What this election has proven is that the “Faithful” are more faithful to worldly comfort and some social ideas which are included in the Groups of wrongdoing that are intrinsic evil and are considered to be the MORAL ABSOLUTES.

There is no such thing as some miracle of justification in splitting yourselves into a political person and still a Catholic if you have supported in any way ... the baby killers, the impossibility of marriage between homosexuals, those who make themselves gods with the science of reproduction (either in vitro, or cloning).

I especially note the Hispanic and Black Cultures and the selfish women who feel that they are not intended to be a vehicle for and harbor for life, for which God made them and who are too selfish to allow a child to be implanted in them, or a Culture which claims to be family oriented until they get into a voting booth or go to scream support at the rallies for a person or party which condones and, in fact, promotes such evil.

This is not a matter of choice, it is fact. So if you are among the many of these groups who defy God as a part of your whole person, you may be damning yourselves to Hell and succeeding generations will NOT CALL YOU BLESSED or mistaken, but rather evil, as is right.

Certainly, refrain from the reception of the Body and Blood of Christ … do not be so two faced as to walk on your knees in Adoration, because you have committed the worst of sins and need forgiveness not false piety. You, my friends, may have thrown the USA to the wolves so to speak.

I know that God is Love, but he is All-Just, One and The Same.

Blessings for Enlightenment!

I don't believe that this is my "job" to make this dire and true consequence and explain it to those who voted for this Administration ... but it certainly was not heard at any Mass I have taken part in in any way, shape or form. I think this should be the concentration ... the self excommunication that accompanies the support of evil.
10 posted on 11/08/2012 5:44:07 AM PST by AKA Elena (St. Michael the Archangel, defend us in battle! Please PRAY daily for the USA!)
[ Post Reply | Private Reply | To 1 | View Replies]

To: Salvation
I am very frustrated that 50% of Catholics voted for the pro-abortion Obama and Biden Ticket. I firmly believe that this is in part a failure of our Bishops to take action against so-called Catholic politicians who suppport anti-Catholic positions. A strong action against those CINOs would send a very strong lesson to the Catholic faithful that the Church is no longer a cafeteria where you can pick what you believe.

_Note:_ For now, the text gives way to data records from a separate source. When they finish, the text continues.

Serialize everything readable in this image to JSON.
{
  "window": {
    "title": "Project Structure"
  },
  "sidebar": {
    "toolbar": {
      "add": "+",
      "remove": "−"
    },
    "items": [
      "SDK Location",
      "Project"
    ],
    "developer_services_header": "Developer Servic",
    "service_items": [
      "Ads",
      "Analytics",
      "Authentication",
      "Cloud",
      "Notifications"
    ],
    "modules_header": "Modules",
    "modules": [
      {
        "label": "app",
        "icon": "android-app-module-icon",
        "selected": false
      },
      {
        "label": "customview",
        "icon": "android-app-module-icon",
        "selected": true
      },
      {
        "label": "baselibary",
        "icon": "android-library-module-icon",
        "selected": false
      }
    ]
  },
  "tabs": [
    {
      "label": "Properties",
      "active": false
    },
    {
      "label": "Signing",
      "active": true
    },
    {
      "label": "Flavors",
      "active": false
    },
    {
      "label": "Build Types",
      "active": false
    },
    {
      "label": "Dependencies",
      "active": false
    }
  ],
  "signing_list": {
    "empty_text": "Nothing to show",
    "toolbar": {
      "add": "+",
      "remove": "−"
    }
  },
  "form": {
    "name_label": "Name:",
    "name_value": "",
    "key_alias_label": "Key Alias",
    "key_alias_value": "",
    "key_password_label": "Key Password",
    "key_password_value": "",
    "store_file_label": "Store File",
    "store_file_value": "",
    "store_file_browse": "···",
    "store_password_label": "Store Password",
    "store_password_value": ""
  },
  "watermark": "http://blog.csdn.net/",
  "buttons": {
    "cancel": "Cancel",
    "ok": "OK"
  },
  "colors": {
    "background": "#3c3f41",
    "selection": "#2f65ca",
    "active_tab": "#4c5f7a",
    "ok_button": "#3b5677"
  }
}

It occurs to me that the Catholics who attend Mass regularly are also the ones that donate regularly to the Church. Since the Bishops seem to want to ignore the "Catholic" politicians who claim to be Catholic but support non-Catholic positions, we faithful Catholics should tell the Bishops, "no more money until you start formally excommunicating these heretics."

The priest at my parents' parish voted for Obama because of his help for the poor! If the priests don't understand the significance of the difference on the issues of social welfare and abortion, how can the laity? These pro-abort Catholic politicians are creating scandal and confusion in the Church and the Bishops are to cowardly to deal with it.

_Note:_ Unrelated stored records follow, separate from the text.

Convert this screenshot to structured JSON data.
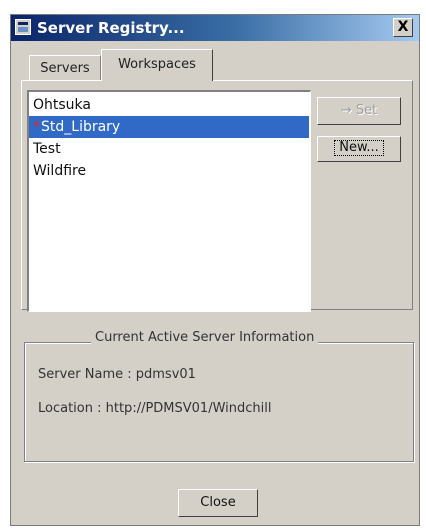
{
  "window": {
    "title": "Server Registry...",
    "close_glyph": "X"
  },
  "tabs": [
    {
      "label": "Servers",
      "active": false
    },
    {
      "label": "Workspaces",
      "active": true
    }
  ],
  "list": {
    "items": [
      {
        "label": "Ohtsuka",
        "selected": false
      },
      {
        "label": "Std_Library",
        "selected": true,
        "marker": "*"
      },
      {
        "label": "Test",
        "selected": false
      },
      {
        "label": "Wildfire",
        "selected": false
      }
    ]
  },
  "buttons": {
    "set_arrow": "→",
    "set_label": "Set",
    "new_label": "New...",
    "close_label": "Close"
  },
  "server_info": {
    "group_title": "Current Active Server Information",
    "server_name": "Server Name : pdmsv01",
    "location": "Location : http://PDMSV01/Windchill"
  },
  "colors": {
    "selection": "#3169c6",
    "title_bar": "#0a246a",
    "marker": "#e8232a"
  }
}
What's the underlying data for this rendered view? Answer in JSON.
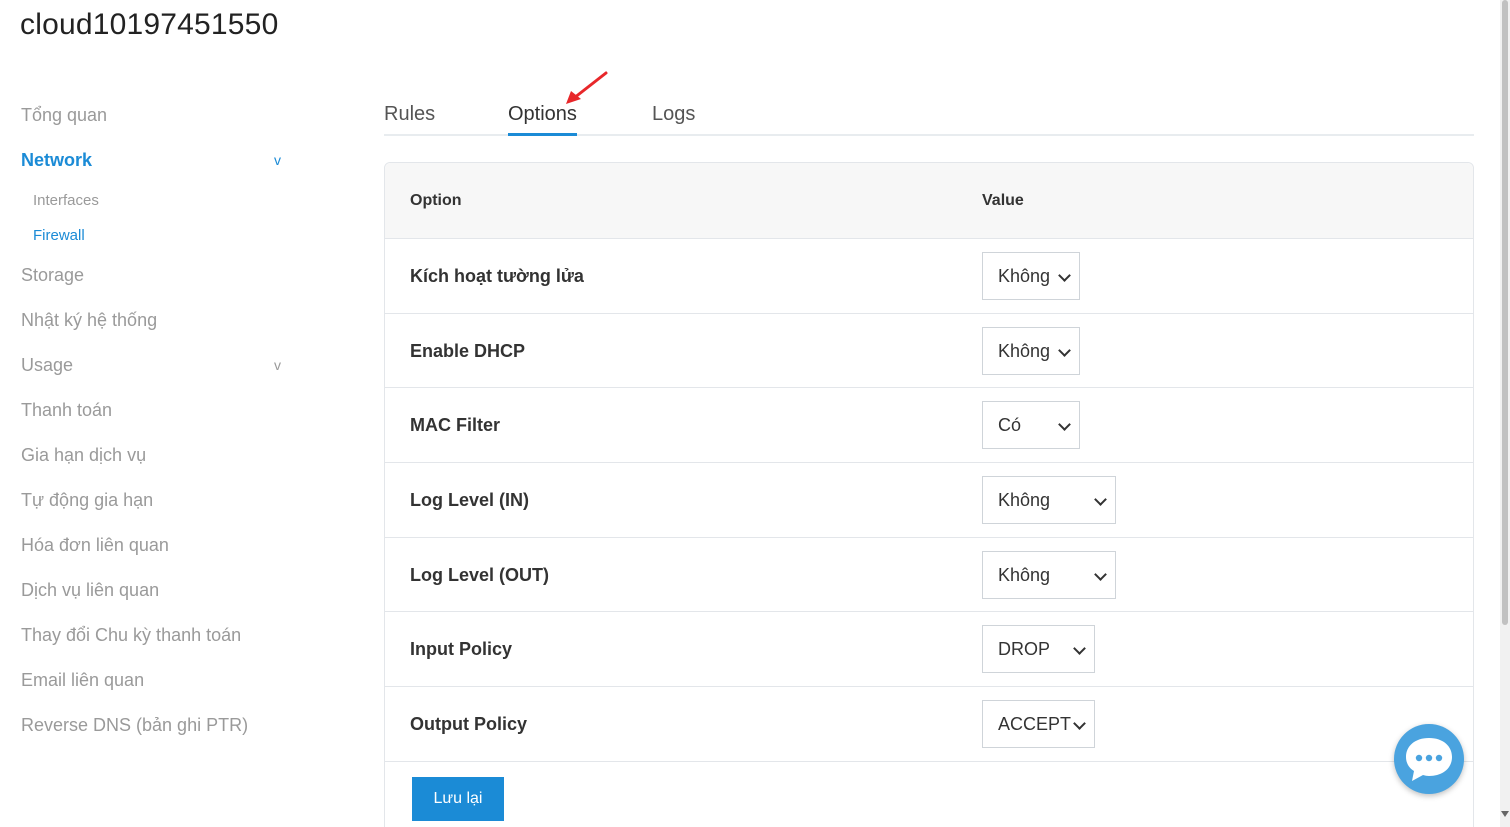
{
  "page_title": "cloud10197451550",
  "sidebar": {
    "items": [
      {
        "label": "Tổng quan"
      },
      {
        "label": "Network",
        "chevron": "v",
        "sub": [
          {
            "label": "Interfaces"
          },
          {
            "label": "Firewall"
          }
        ]
      },
      {
        "label": "Storage"
      },
      {
        "label": "Nhật ký hệ thống"
      },
      {
        "label": "Usage",
        "chevron": "v"
      },
      {
        "label": "Thanh toán"
      },
      {
        "label": "Gia hạn dịch vụ"
      },
      {
        "label": "Tự động gia hạn"
      },
      {
        "label": "Hóa đơn liên quan"
      },
      {
        "label": "Dịch vụ liên quan"
      },
      {
        "label": "Thay đổi Chu kỳ thanh toán"
      },
      {
        "label": "Email liên quan"
      },
      {
        "label": "Reverse DNS (bản ghi PTR)"
      }
    ]
  },
  "tabs": [
    {
      "label": "Rules"
    },
    {
      "label": "Options",
      "active": true
    },
    {
      "label": "Logs"
    }
  ],
  "table": {
    "headers": {
      "option": "Option",
      "value": "Value"
    },
    "rows": [
      {
        "label": "Kích hoạt tường lửa",
        "value": "Không"
      },
      {
        "label": "Enable DHCP",
        "value": "Không"
      },
      {
        "label": "MAC Filter",
        "value": "Có"
      },
      {
        "label": "Log Level (IN)",
        "value": "Không"
      },
      {
        "label": "Log Level (OUT)",
        "value": "Không"
      },
      {
        "label": "Input Policy",
        "value": "DROP"
      },
      {
        "label": "Output Policy",
        "value": "ACCEPT"
      }
    ]
  },
  "save_button": "Lưu lại",
  "colors": {
    "accent": "#1b8bd6",
    "annotation_arrow": "#e8272a",
    "chat_bubble": "#4aa3df"
  },
  "icons": {
    "chat": "chat-bubble-icon",
    "caret": "chevron-down-icon"
  }
}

I think a national movement is in order. The pocket book is the one area that gets everyone's attention. I think Catholics in large numbers should write a letter to their bishops and tell him you are no longer donating to the Church until they take real action. What do you think?

11 posted on 11/08/2012 8:47:25 AM PST by lawdave
[ Post Reply | Private Reply | To 2 | View Replies]

Disclaimer: Opinions posted on Free Republic are those of the individual posters and do not necessarily represent the opinion of Free Republic or its management. All materials posted herein are protected by copyright law and the exemption for fair use of copyrighted works.

Free Republic
Browse · Search
Topics · Post Article

FreeRepublic, LLC, PO BOX 9771, FRESNO, CA 93794 is powered by software copyright 2000-2008 John Robinson